You might want to put a Print String hanging off the Cast Failed just to see if the widget is initializing faster than the Character and thus leaving the CurrentWeapon invalid. I would think you’d see a blueprint log error, but it’s worth a shot.
Did that but doesnt come up with any errors or strings being printed.
I believe the current weapon is valid as im able to shoot. I can see the ammo value decreasing in the log too but cant get it displaying in the UI for some reason.
@Ts91 Where are you creating the UI? I am asking because I am wondering if the widget is being created before the weapon… thou the weapon reference could be invalid, there is a chance that instead of having an error, the conversion from int to text is returning always 0. To be sure, you could include a check IsValid for the Current Weapon before returning the value, this would avoid an error anyway, and if it is not valid, insert another print.
Mostly a bit more detail than what actually eagletree explained.
I must admit I don’t have experience doing what you are doing. I extend UUserWidget and place variables in there that I want my Character and Controller to access. I make my HUD widget a child of the extended UUserWidget and then it has access to the variables I want it to have. I use a pointer from the CreateWidget to poke those values into it. That way in my firing routine, just save the value at that time and fires an event to update the value. You can do a blueprintImplementable event in the extended widget class to force the widget to update the value and then don’t even need to have a bind on the widget.
I may not understand what you are doing.
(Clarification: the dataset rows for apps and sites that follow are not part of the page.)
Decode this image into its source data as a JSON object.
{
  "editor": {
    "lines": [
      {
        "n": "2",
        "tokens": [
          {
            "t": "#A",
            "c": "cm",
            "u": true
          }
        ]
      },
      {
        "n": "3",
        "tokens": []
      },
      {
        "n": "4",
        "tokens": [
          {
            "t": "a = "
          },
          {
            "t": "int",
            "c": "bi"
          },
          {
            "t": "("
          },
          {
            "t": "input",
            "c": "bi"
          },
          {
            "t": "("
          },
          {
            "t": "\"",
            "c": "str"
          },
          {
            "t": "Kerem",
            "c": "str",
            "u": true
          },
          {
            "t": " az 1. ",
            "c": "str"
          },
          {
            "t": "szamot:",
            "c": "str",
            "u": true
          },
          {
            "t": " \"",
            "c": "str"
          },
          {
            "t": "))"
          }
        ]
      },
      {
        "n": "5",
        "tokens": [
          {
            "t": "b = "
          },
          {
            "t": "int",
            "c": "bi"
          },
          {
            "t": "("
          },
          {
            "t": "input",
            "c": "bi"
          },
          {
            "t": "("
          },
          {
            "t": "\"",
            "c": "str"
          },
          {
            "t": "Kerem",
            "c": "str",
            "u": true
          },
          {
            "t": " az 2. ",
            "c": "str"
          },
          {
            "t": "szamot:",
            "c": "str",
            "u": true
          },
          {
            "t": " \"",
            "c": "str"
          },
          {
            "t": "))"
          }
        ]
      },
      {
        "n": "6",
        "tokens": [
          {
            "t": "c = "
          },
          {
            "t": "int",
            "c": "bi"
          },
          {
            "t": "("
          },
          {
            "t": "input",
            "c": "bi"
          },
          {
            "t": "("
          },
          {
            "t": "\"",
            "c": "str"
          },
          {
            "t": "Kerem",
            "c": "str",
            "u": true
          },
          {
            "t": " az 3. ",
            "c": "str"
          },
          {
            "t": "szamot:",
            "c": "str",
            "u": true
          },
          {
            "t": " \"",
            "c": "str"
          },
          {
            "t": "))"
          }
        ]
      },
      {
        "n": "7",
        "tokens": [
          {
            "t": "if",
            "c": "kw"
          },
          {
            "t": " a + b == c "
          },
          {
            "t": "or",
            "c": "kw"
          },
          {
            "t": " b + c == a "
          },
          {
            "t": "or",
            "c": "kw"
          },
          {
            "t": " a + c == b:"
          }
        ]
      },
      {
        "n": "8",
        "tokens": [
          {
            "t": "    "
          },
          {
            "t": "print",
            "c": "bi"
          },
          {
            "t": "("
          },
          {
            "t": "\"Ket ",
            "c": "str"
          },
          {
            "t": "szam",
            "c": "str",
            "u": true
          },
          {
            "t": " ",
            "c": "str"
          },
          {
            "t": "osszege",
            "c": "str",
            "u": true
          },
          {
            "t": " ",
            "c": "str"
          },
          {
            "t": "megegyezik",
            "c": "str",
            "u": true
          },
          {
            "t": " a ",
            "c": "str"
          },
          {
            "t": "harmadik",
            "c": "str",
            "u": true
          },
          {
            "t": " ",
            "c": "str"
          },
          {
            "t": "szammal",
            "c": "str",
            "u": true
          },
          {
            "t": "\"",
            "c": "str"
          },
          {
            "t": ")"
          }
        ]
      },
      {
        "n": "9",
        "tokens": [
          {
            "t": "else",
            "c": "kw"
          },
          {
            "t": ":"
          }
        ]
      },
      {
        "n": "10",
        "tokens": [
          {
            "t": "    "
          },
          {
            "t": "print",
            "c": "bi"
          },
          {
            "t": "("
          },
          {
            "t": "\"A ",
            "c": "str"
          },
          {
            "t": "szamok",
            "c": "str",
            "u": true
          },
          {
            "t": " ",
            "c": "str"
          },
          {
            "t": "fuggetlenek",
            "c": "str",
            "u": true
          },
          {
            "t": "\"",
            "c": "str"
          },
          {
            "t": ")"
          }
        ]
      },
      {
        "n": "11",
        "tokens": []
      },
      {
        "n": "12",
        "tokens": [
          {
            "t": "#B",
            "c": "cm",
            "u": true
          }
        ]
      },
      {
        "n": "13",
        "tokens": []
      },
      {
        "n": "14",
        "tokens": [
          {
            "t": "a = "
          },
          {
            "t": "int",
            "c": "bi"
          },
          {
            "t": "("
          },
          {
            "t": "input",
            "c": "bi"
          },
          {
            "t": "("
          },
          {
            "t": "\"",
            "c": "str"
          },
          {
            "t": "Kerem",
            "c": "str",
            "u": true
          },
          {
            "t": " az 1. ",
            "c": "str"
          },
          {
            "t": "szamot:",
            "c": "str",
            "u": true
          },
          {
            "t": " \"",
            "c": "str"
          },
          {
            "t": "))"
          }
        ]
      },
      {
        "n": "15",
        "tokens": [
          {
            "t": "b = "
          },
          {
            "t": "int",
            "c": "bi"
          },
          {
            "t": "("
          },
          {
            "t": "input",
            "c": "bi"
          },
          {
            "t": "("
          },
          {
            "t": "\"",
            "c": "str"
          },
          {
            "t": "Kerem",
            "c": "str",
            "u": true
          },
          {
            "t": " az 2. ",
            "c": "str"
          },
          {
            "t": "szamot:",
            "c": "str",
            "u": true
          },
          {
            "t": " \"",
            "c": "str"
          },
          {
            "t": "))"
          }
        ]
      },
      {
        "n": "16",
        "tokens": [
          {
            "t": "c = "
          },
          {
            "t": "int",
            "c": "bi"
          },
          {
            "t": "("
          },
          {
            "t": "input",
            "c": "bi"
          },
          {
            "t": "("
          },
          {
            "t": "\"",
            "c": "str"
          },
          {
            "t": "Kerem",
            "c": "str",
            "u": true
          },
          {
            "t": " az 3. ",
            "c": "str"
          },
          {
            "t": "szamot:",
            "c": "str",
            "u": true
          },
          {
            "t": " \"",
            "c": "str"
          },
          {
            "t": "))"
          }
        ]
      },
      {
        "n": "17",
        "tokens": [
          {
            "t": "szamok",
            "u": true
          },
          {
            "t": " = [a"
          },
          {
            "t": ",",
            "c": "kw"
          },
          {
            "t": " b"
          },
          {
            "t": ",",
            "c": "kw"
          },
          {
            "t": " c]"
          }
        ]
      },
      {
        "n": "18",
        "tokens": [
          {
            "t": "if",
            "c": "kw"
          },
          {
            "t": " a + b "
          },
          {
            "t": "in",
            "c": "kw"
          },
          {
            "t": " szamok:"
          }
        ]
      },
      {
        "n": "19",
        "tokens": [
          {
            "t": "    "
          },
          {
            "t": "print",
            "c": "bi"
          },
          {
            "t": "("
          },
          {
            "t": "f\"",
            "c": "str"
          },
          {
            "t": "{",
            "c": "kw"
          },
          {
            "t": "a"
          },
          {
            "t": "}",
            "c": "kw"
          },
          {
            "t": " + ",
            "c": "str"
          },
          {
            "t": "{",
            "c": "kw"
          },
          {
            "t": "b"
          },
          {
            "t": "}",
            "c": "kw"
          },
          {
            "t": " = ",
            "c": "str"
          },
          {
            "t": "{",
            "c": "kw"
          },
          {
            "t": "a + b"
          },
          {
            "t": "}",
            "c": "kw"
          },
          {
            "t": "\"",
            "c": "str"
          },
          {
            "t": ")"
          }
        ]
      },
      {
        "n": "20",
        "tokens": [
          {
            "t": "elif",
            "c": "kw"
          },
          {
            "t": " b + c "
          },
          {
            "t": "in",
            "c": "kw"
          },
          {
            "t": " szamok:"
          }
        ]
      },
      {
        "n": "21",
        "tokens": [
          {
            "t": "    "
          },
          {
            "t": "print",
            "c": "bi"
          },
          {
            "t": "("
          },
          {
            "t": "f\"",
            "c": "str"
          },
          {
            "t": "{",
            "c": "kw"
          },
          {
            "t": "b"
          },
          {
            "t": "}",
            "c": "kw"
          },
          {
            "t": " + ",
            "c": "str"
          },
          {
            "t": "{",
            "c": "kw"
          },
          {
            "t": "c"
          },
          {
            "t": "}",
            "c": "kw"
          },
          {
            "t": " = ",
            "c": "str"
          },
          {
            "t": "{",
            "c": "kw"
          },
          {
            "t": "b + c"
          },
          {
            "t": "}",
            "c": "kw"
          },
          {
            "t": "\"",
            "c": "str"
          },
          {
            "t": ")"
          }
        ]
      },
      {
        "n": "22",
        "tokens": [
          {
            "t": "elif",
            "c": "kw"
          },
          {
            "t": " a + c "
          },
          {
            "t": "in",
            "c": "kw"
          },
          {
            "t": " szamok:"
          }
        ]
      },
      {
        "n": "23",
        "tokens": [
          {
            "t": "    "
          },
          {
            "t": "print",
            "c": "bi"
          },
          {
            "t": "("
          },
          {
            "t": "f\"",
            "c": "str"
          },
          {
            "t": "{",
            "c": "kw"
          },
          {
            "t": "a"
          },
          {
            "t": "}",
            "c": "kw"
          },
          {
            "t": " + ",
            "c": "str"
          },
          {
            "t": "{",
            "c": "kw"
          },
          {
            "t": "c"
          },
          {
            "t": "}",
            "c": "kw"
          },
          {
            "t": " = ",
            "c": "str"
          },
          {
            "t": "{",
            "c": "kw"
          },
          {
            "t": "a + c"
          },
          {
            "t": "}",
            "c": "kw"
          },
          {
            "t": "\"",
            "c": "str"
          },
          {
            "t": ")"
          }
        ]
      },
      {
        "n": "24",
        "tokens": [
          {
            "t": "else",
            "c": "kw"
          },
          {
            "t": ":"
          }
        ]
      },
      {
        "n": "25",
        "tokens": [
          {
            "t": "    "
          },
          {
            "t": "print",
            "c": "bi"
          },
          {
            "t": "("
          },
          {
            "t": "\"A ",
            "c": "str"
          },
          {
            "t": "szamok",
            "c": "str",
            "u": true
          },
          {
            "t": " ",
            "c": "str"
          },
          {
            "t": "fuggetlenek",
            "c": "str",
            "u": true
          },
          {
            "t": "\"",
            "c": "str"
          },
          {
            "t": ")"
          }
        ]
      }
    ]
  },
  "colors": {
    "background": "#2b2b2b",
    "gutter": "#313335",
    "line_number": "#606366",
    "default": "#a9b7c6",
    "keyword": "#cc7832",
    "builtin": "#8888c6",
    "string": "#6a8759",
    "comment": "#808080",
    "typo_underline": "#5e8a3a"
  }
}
I am assuming it’s a Character that is doing the firing and management of the weapon and ammo, and the widget is just reporting the values in the HUD.
At the C++ Begin Play code, you need to call Super::BeginPlay(); after the code for the spawn weapon, otherwise the blueprint nodes will be called before the weapon being set. also in the last pic, you forgot to set the value for current weapon.
I do have Super::BeginPlay() in the Begin Play Method, i just didnt copy it into the previous post.
In terms of the last picture. Im just getting a reference to the current weapon which is the weapon BP called (Base Weapon BP - for testing purposes).
im then calling the ammo count in the GetText graph:
You will need to change the logic a bit behind the UI. Usually the UI is created by the game mode. Try to let the UI the most dummy you can, meaning you don’t know anything about other classes and even having references to other classes on it. Other classes can have access to you UI by just getting the current game mode and from there via the UI reference set any variable which represents fields of info. This makes the UI reusable and a good practice aswel.
You can create your own Game Mode blueprint and use it on your project instead of the default ones, you just use the defaults as a base (inheritance). The game mode is one of the objects present at all times. You can create your UI inside the Game Mode blueprint instead of your Character blueprint and it is the recommended practice doing so.
Do not store a reference to the weapon inside the UI, but let a variable called ChamberAmmo be there and use it to show the value.
Inside your Character Blueprint (or any other place) right after you have created CurrentWeapon, you can use GetGameMode() return and cast to the class you have used for Game Mode and use it to access the UI reference and then set its ChamberAmmo with CurrentWeapon->CurrentChamberAmmo, this will automatically refresh the UI.
Created my own Game Mode BP and did the whole “Add to Viewport” in that BP.
The bit im not confused on is the quoted above. Not exactly sure how id get a CurrentChamberAmmo variable without actually referencing the current weapon in the UI graph.
Or how id use GetGameMode in the C++ class.
Follow a short video and a project link for you to check: project link
I recommend a creation of a small set of functions to easily help you set and retrieve the values from Widget, so many things here you don’t need to repeat while coding. The importance on using GameMode as for managing when and how values are updated is important and also GameInstance as I have explained in the video.
The Udemy.com course I have mentioned and which is so cheap for the actual content, is this one: course link
Thank you very much for your video. I have a similar project where my character collects cones in the arena instead of shooting. I am just trying to figure
out how I can update the widget counter to actually count the cones I collected.